_Exercise data_
----

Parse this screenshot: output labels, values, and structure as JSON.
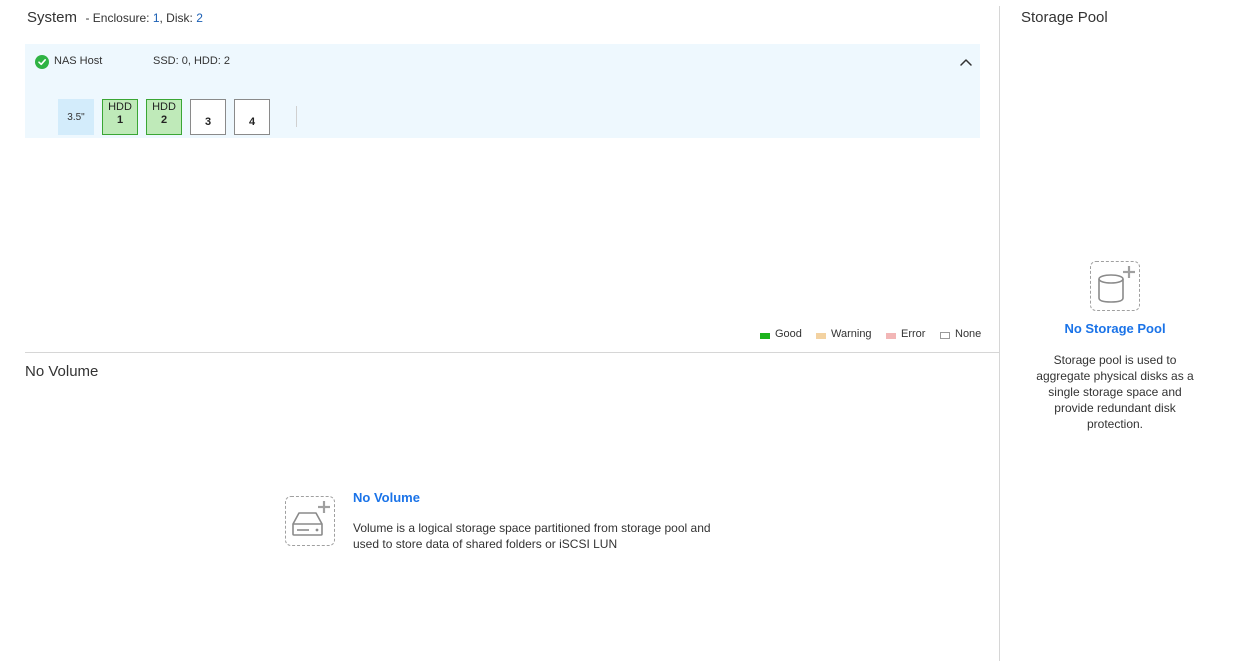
{
  "system": {
    "title": "System",
    "meta_prefix": "- Enclosure: ",
    "enclosure_count": "1",
    "disk_label": ", Disk: ",
    "disk_count": "2"
  },
  "enclosure": {
    "name": "NAS Host",
    "status": "good",
    "summary": "SSD: 0, HDD: 2",
    "slot_size": "3.5\"",
    "slots": [
      {
        "type": "HDD",
        "number": "1",
        "state": "good"
      },
      {
        "type": "HDD",
        "number": "2",
        "state": "good"
      },
      {
        "type": "",
        "number": "3",
        "state": "none"
      },
      {
        "type": "",
        "number": "4",
        "state": "none"
      }
    ]
  },
  "legend": [
    {
      "label": "Good",
      "color": "#1db31d"
    },
    {
      "label": "Warning",
      "color": "#f3d2a1"
    },
    {
      "label": "Error",
      "color": "#f2b6b6"
    },
    {
      "label": "None",
      "color": "#ffffff"
    }
  ],
  "volume": {
    "section_title": "No Volume",
    "empty_title": "No Volume",
    "empty_description": "Volume is a logical storage space partitioned from storage pool and used to store data of shared folders or iSCSI LUN",
    "icon": "add-volume-icon"
  },
  "storage_pool": {
    "section_title": "Storage Pool",
    "empty_title": "No Storage Pool",
    "empty_description": "Storage pool is used to aggregate physical disks as a single storage space and provide redundant disk protection.",
    "icon": "add-storage-pool-icon"
  },
  "colors": {
    "accent": "#1a73e8",
    "good": "#2fb344",
    "enclosure_bg": "#eef8fe"
  }
}
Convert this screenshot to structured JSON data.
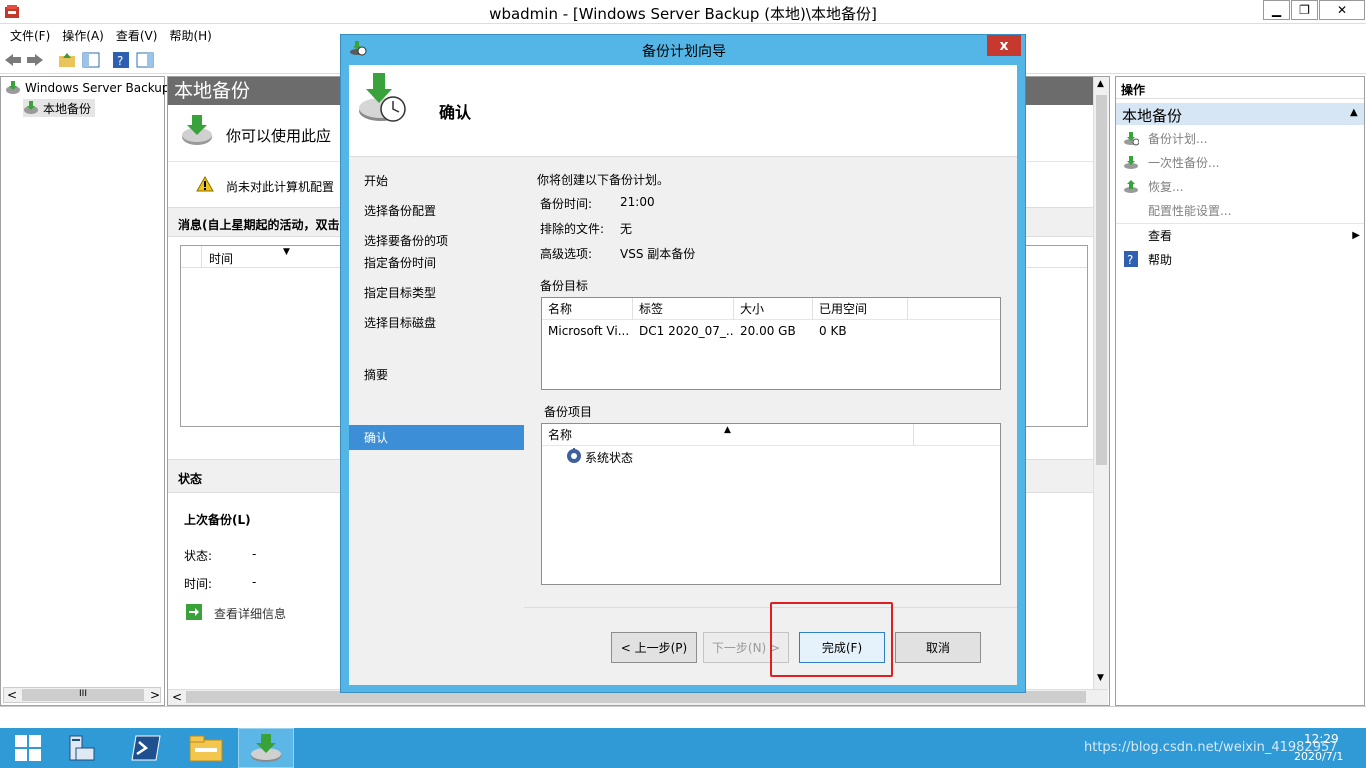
{
  "window": {
    "title": "wbadmin - [Windows Server Backup (本地)\\本地备份]",
    "minimize": "▁",
    "maximize": "❐",
    "close": "✕"
  },
  "menu": [
    "文件(F)",
    "操作(A)",
    "查看(V)",
    "帮助(H)"
  ],
  "tree": {
    "root": "Windows Server Backup",
    "child": "本地备份"
  },
  "center": {
    "header": "本地备份",
    "intro": "你可以使用此应",
    "warning": "尚未对此计算机配置",
    "messages_header": "消息(自上星期起的活动，双击",
    "table_col_time": "时间",
    "status_header": "状态",
    "last_backup": "上次备份(L)",
    "status_label": "状态:",
    "status_value": "-",
    "time_label": "时间:",
    "time_value": "-",
    "details_link": "查看详细信息",
    "scroll_left": "<",
    "scroll_right": ">",
    "scroll_grip": "III"
  },
  "actions": {
    "title": "操作",
    "section": "本地备份",
    "items": [
      "备份计划...",
      "一次性备份...",
      "恢复...",
      "配置性能设置...",
      "查看",
      "帮助"
    ]
  },
  "dialog": {
    "title": "备份计划向导",
    "close": "x",
    "heading": "确认",
    "nav": [
      "开始",
      "选择备份配置",
      "选择要备份的项",
      "指定备份时间",
      "指定目标类型",
      "选择目标磁盘",
      "确认",
      "摘要"
    ],
    "summary_line": "你将创建以下备份计划。",
    "fields": [
      {
        "label": "备份时间:",
        "value": "21:00"
      },
      {
        "label": "排除的文件:",
        "value": "无"
      },
      {
        "label": "高级选项:",
        "value": "VSS 副本备份"
      }
    ],
    "target_title": "备份目标",
    "target_columns": [
      "名称",
      "标签",
      "大小",
      "已用空间"
    ],
    "target_row": [
      "Microsoft Vi...",
      "DC1 2020_07_...",
      "20.00 GB",
      "0 KB"
    ],
    "items_title": "备份项目",
    "items_column": "名称",
    "items": [
      "系统状态"
    ],
    "buttons": {
      "back": "< 上一步(P)",
      "next": "下一步(N) >",
      "finish": "完成(F)",
      "cancel": "取消"
    }
  },
  "taskbar": {
    "time": "12:29",
    "date": "2020/7/1",
    "watermark": "https://blog.csdn.net/weixin_41982957"
  },
  "colors": {
    "dialog_frame": "#53b6e6",
    "taskbar": "#2f9ad6",
    "nav_active": "#3c8ed6",
    "highlight_box": "#e02020"
  }
}
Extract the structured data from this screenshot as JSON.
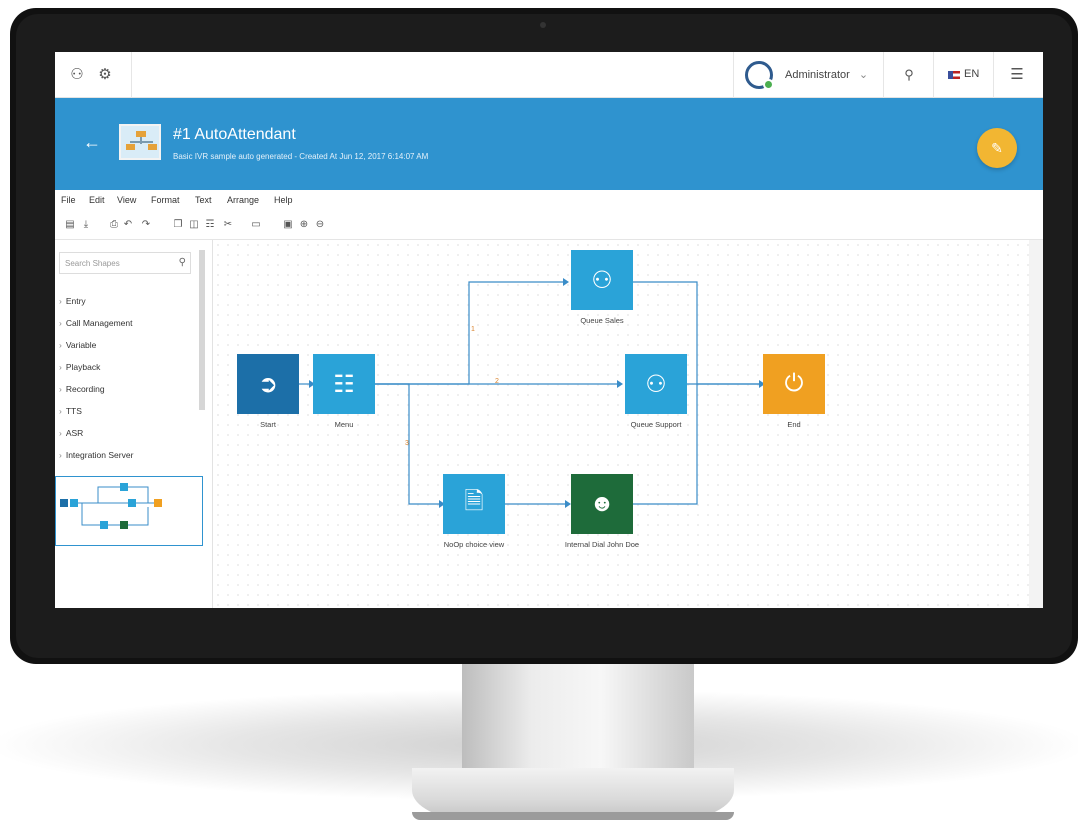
{
  "topbar": {
    "users_icon": "users-icon",
    "settings_icon": "gear-icon",
    "user_name": "Administrator",
    "search_icon": "search-icon",
    "language": "EN",
    "menu_icon": "list-menu-icon"
  },
  "header": {
    "title": "#1 AutoAttendant",
    "subtitle": "Basic IVR sample auto generated - Created At Jun 12, 2017 6:14:07 AM"
  },
  "menu": [
    "File",
    "Edit",
    "View",
    "Format",
    "Text",
    "Arrange",
    "Help"
  ],
  "sidebar": {
    "search_placeholder": "Search Shapes",
    "categories": [
      "Entry",
      "Call Management",
      "Variable",
      "Playback",
      "Recording",
      "TTS",
      "ASR",
      "Integration Server"
    ]
  },
  "flow": {
    "nodes": [
      {
        "id": "start",
        "label": "Start",
        "color": "#1c6fa8",
        "icon": "exit-icon"
      },
      {
        "id": "menu",
        "label": "Menu",
        "color": "#2aa3d8",
        "icon": "sitemap-icon"
      },
      {
        "id": "queue_sales",
        "label": "Queue Sales",
        "color": "#2aa3d8",
        "icon": "users-icon"
      },
      {
        "id": "queue_support",
        "label": "Queue Support",
        "color": "#2aa3d8",
        "icon": "users-icon"
      },
      {
        "id": "end",
        "label": "End",
        "color": "#f0a021",
        "icon": "power-icon"
      },
      {
        "id": "noop",
        "label": "NoOp choice view",
        "color": "#2aa3d8",
        "icon": "document-icon"
      },
      {
        "id": "dial",
        "label": "Internal Dial John Doe",
        "color": "#1e6b3a",
        "icon": "user-icon"
      }
    ],
    "edge_labels": [
      "1",
      "2",
      "3"
    ]
  },
  "colors": {
    "header_band": "#2f93cf",
    "accent_fab": "#f2b632",
    "edge": "#3a8cc8"
  }
}
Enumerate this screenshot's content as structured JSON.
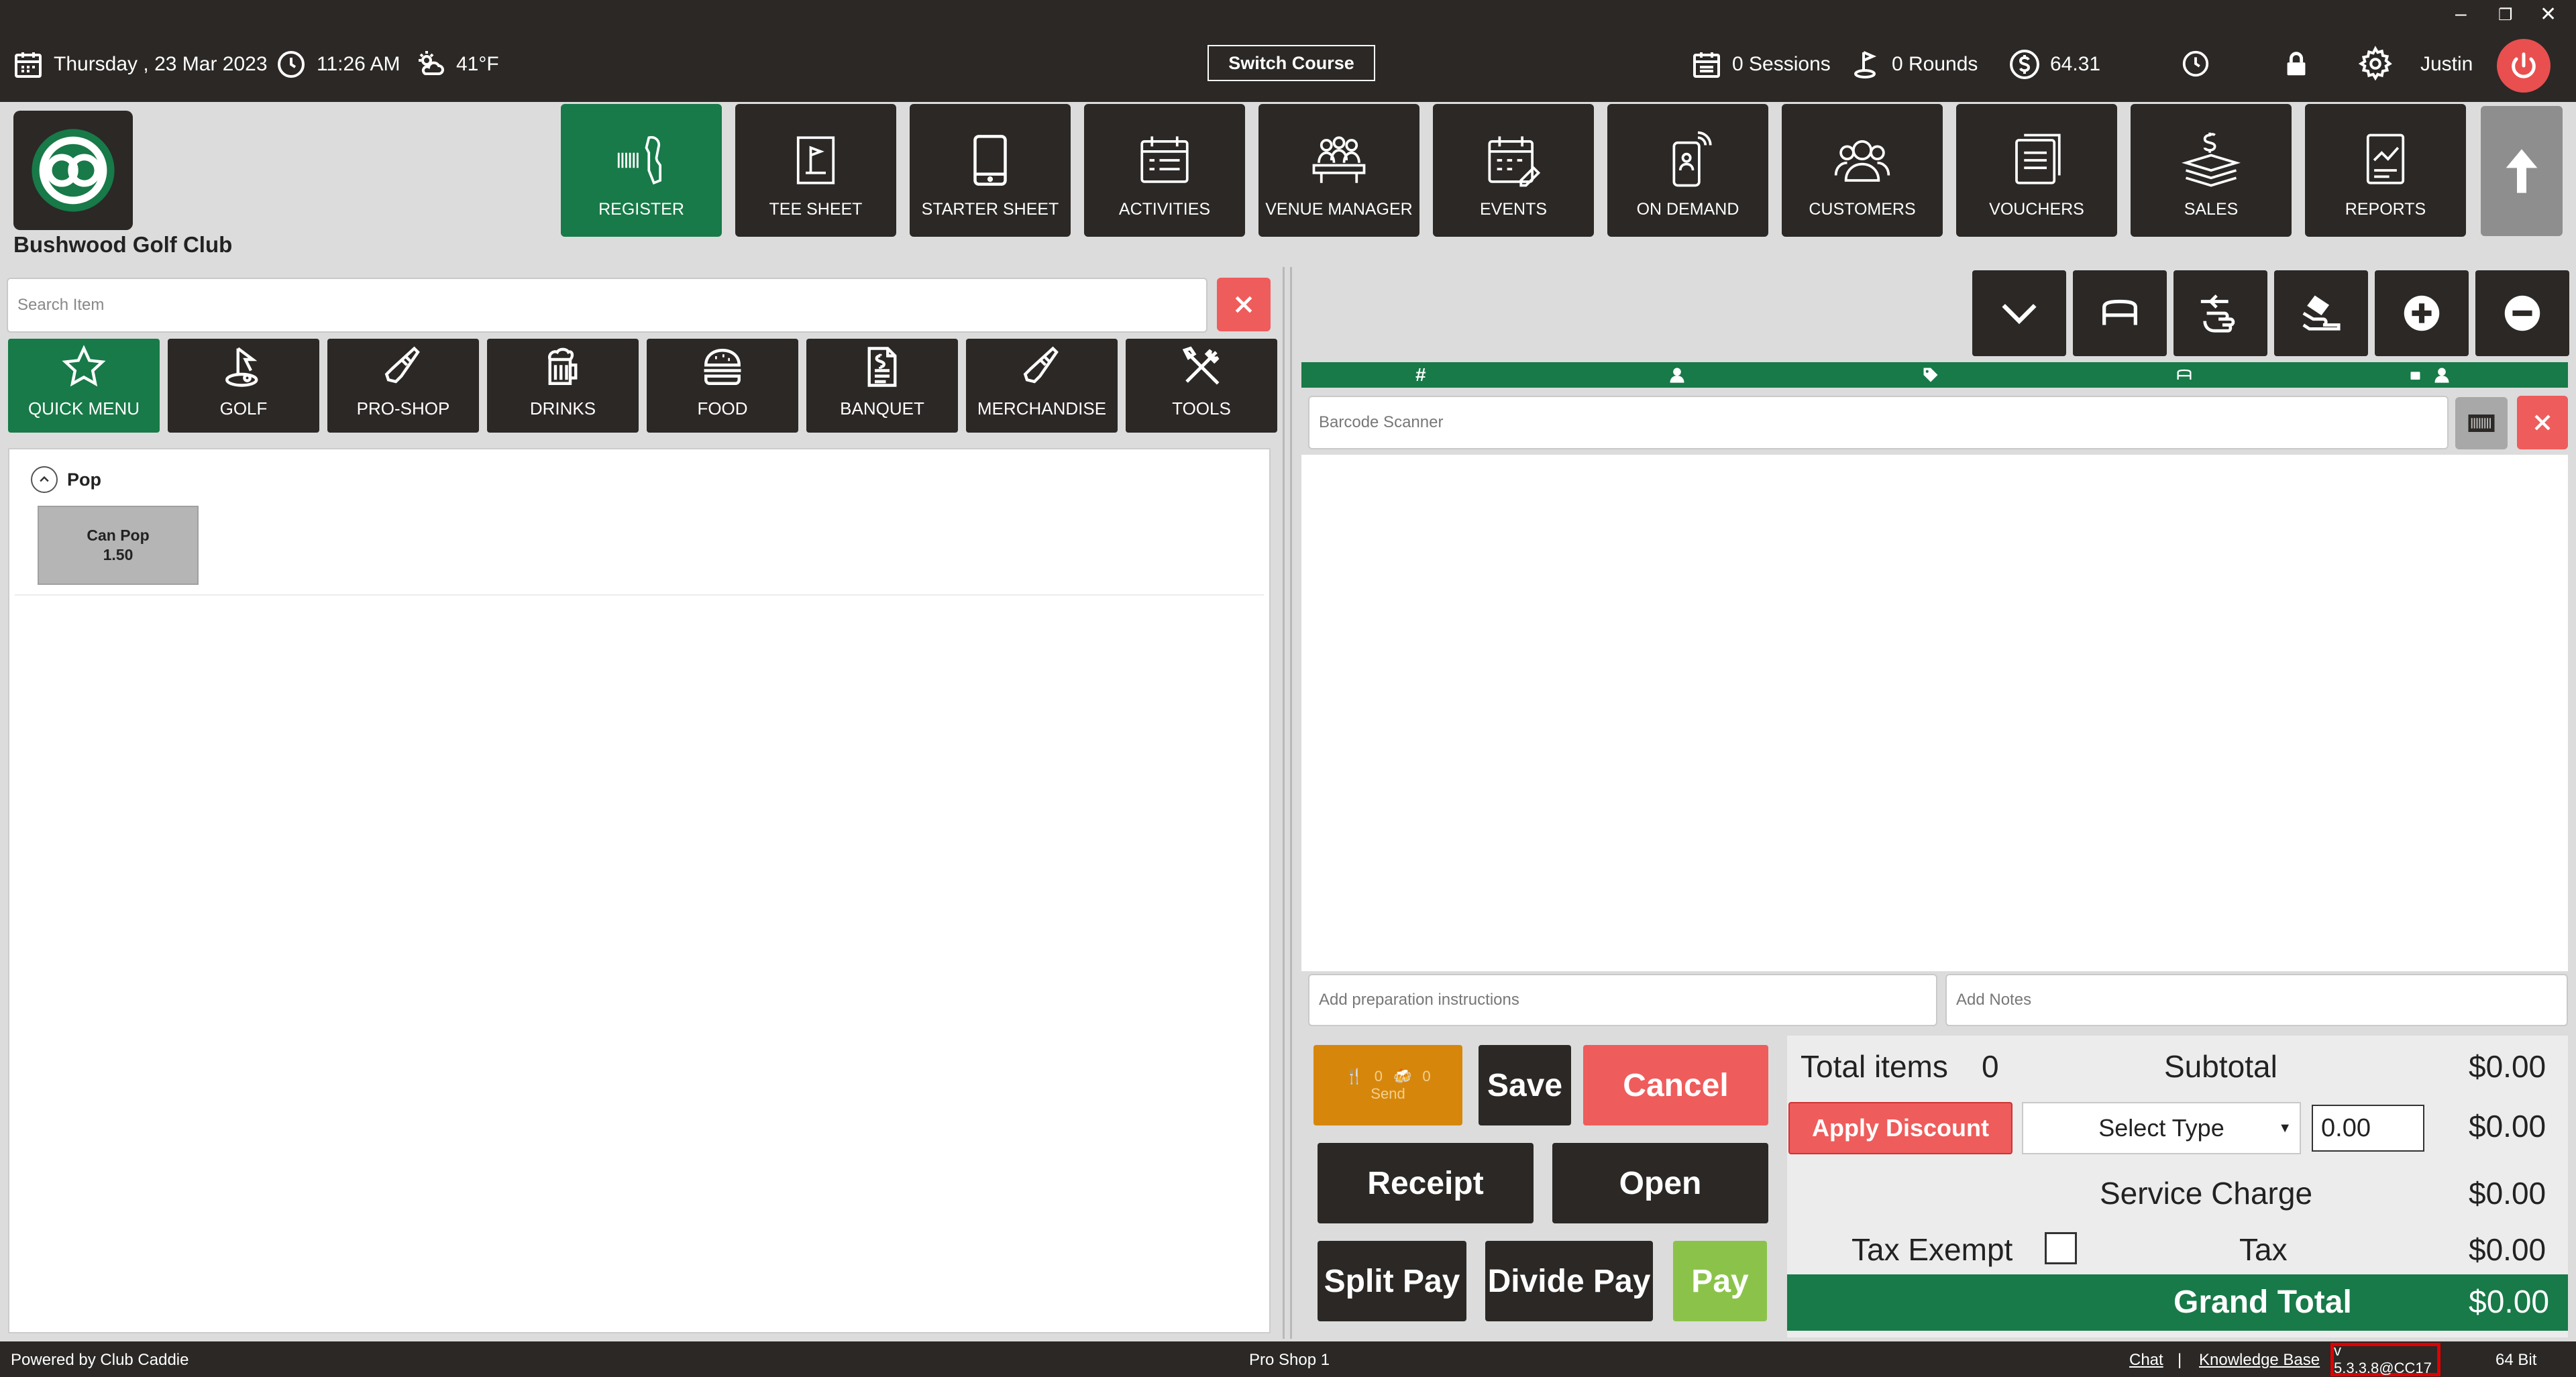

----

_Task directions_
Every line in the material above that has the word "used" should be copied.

_Response_
    "empty_description": "Volume is a logical storage space partitioned from storage pool and used to store data of shared folders or iSCSI LUN",
    "empty_description": "Storage pool is used to aggregate physical disks as a single storage space and provide redundant disk protection.",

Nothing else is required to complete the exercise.